On Behalf of | Jan 27, 2021 | ERISA

People in New Jersey participating in health plans operating under the terms of the Employee Retirement Income Security Act (ERISA) can expect their plan fiduciaries to know more about what they are paying for. The Consolidated Appropriations Act of 2021 called for brokers and consultants who sell products and services to ERISA health plans to disclose their sources of compensation related to these services. After the new disclosure requirements come into effect on Dec. 27, 2021, fiduciaries of ERISA health plans can evaluate whether the services that they purchase meet the standards of reasonableness imposed by ERISA.

ERISA fiduciary responsibilities

The U.S. Department of Labor provides clear standards about the responsibilities of ERISA plan fiduciaries. Their decisions must only support the interests of plan participants and beneficiaries. To accomplish this goal, fiduciaries must:

  • Diversify assets
  • Act prudently
  • Comply with ERISA
  • Avoid conflicts of interest

The law could place personal liability upon fiduciaries who fail to meet these standards. A court could require guilty parties to pay back losses to a plan.

Who must follow new disclosure rules?

Brokers and consultants that expect to collect at least $1,000 in direct or indirect compensation must inform fiduciaries about the sources of money. Fiduciaries buy many services and products, including:

  • Brokerage services for buying insurance products
  • Pharmacy benefit administrators
  • Compliance services
  • Medical management vendors
  • Benefit plan designers
  • Wellness services

Disclosures about compensation must include sources of money from affiliates and subcontractors.

Legal guidance on ERISA issues

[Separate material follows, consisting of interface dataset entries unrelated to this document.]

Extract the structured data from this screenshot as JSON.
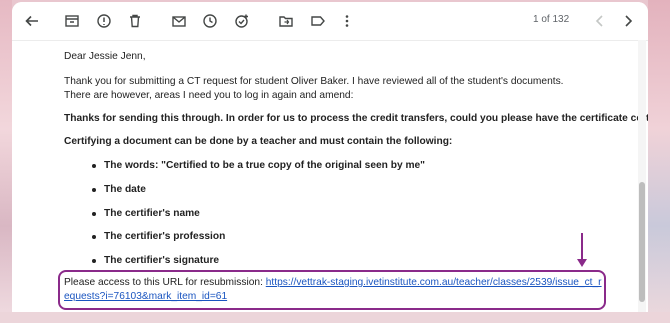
{
  "toolbar": {
    "pager": "1 of 132",
    "icons": [
      "back-arrow-icon",
      "archive-icon",
      "report-spam-icon",
      "delete-icon",
      "mark-unread-icon",
      "snooze-icon",
      "add-task-icon",
      "move-to-icon",
      "label-icon",
      "more-options-icon",
      "newer-icon",
      "older-icon"
    ]
  },
  "email": {
    "greeting": "Dear Jessie Jenn,",
    "line1": "Thank you for submitting a CT request for student Oliver Baker. I have reviewed all of the student's documents.",
    "line2": "There are however, areas I need you to log in again and amend:",
    "bold1": "Thanks for sending this through. In order for us to process the credit transfers, could you please have the certificate certified?",
    "bold2": "Certifying a document can be done by a teacher and must contain the following:",
    "bullets": [
      "The words: \"Certified to be a true copy of the original seen by me\"",
      "The date",
      "The certifier's name",
      "The certifier's profession",
      "The certifier's signature"
    ],
    "url_intro": "Please access to this URL for resubmission: ",
    "url": "https://vettrak-staging.ivetinstitute.com.au/teacher/classes/2539/issue_ct_requests?i=76103&mark_item_id=61"
  },
  "colors": {
    "highlight": "#8a2a8a",
    "link": "#1a55c0"
  }
}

As a plan participant, you may not think about its operation until problems arise with your benefits, such as ERISA disability claims. Due to the far-reaching rules within ERISA, you may want to talk to an attorney to get an outside opinion about your rights to benefits.